__Aim of the exercise__:
For the records that follow, give the number of lines containing the word "subtitle", with no added text.

__Data excerpts__:
-------
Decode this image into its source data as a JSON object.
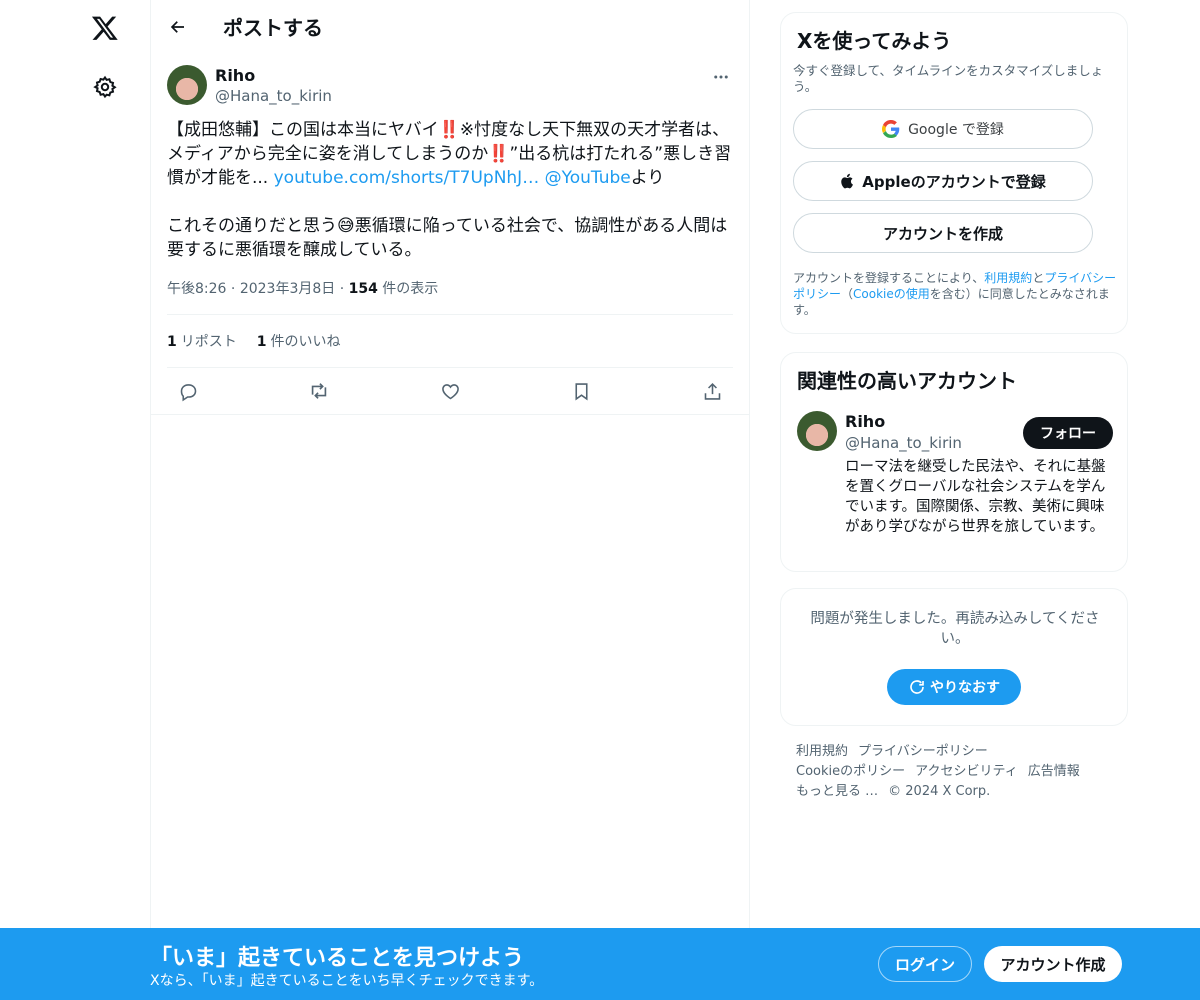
{
  "header": {
    "title": "ポストする"
  },
  "tweet": {
    "author_name": "Riho",
    "author_handle": "@Hana_to_kirin",
    "text_part1": "【成田悠輔】この国は本当にヤバイ‼️※忖度なし天下無双の天才学者は、メディアから完全に姿を消してしまうのか‼️”出る杭は打たれる”悪しき習慣が才能を... ",
    "link_url": "youtube.com/shorts/T7UpNhJ…",
    "space": " ",
    "link_mention": "@YouTube",
    "text_part2": "より\n\nこれその通りだと思う😅悪循環に陥っている社会で、協調性がある人間は要するに悪循環を醸成している。",
    "time": "午後8:26",
    "dot1": " · ",
    "date": "2023年3月8日",
    "dot2": " · ",
    "views_count": "154",
    "views_label": " 件の表示",
    "reposts_count": "1",
    "reposts_label": "リポスト",
    "likes_count": "1",
    "likes_label": "件のいいね"
  },
  "signup": {
    "title": "Xを使ってみよう",
    "subtitle": "今すぐ登録して、タイムラインをカスタマイズしましょう。",
    "google_label": "Google で登録",
    "apple_label": "Appleのアカウントで登録",
    "create_label": "アカウントを作成",
    "terms_prefix": "アカウントを登録することにより、",
    "terms_link": "利用規約",
    "terms_and": "と",
    "privacy_link": "プライバシーポリシー",
    "terms_paren_open": "（",
    "cookie_link": "Cookieの使用",
    "terms_suffix": "を含む）に同意したとみなされます。"
  },
  "related": {
    "title": "関連性の高いアカウント",
    "name": "Riho",
    "handle": "@Hana_to_kirin",
    "follow_label": "フォロー",
    "bio": "ローマ法を継受した民法や、それに基盤を置くグローバルな社会システムを学んでいます。国際関係、宗教、美術に興味があり学びながら世界を旅しています。"
  },
  "error": {
    "message": "問題が発生しました。再読み込みしてください。",
    "retry_label": "やりなおす"
  },
  "footer": {
    "links": [
      "利用規約",
      "プライバシーポリシー",
      "Cookieのポリシー",
      "アクセシビリティ",
      "広告情報",
      "もっと見る …"
    ],
    "copyright": "© 2024 X Corp."
  },
  "bottom_bar": {
    "title": "「いま」起きていることを見つけよう",
    "subtitle": "Xなら、「いま」起きていることをいち早くチェックできます。",
    "login_label": "ログイン",
    "signup_label": "アカウント作成"
  },
  "colors": {
    "accent": "#1d9bf0",
    "text": "#0f1419",
    "secondary": "#536471",
    "border": "#eff3f4"
  },
  "icons": [
    "x-logo-icon",
    "settings-gear-icon",
    "back-arrow-icon",
    "more-icon",
    "reply-icon",
    "repost-icon",
    "like-icon",
    "bookmark-icon",
    "share-icon",
    "google-icon",
    "apple-icon",
    "refresh-icon"
  ]
}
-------
__Result for this task__:
2